═════ Information

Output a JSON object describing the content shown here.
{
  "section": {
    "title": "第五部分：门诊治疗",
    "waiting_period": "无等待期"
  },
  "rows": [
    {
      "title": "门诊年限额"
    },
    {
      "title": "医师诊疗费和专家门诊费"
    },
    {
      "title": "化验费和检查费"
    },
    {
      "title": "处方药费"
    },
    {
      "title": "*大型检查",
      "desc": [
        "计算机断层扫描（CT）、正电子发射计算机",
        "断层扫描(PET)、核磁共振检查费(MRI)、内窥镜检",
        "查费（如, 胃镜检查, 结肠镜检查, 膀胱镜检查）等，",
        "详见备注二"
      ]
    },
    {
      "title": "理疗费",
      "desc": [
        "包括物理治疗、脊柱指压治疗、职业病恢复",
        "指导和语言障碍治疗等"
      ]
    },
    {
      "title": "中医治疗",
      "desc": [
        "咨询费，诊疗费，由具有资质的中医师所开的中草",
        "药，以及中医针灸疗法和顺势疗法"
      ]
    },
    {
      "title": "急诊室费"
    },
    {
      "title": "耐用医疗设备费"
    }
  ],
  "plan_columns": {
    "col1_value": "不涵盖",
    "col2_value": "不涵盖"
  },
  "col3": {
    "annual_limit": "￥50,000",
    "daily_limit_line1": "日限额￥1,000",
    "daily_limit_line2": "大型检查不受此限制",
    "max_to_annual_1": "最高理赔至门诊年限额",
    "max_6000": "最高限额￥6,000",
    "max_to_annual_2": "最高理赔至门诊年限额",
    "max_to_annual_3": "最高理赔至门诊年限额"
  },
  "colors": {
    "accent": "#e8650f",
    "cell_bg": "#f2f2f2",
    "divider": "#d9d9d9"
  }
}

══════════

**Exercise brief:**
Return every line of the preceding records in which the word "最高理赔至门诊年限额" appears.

**Exercise response:**
    "max_to_annual_1": "最高理赔至门诊年限额",
    "max_to_annual_2": "最高理赔至门诊年限额",
    "max_to_annual_3": "最高理赔至门诊年限额"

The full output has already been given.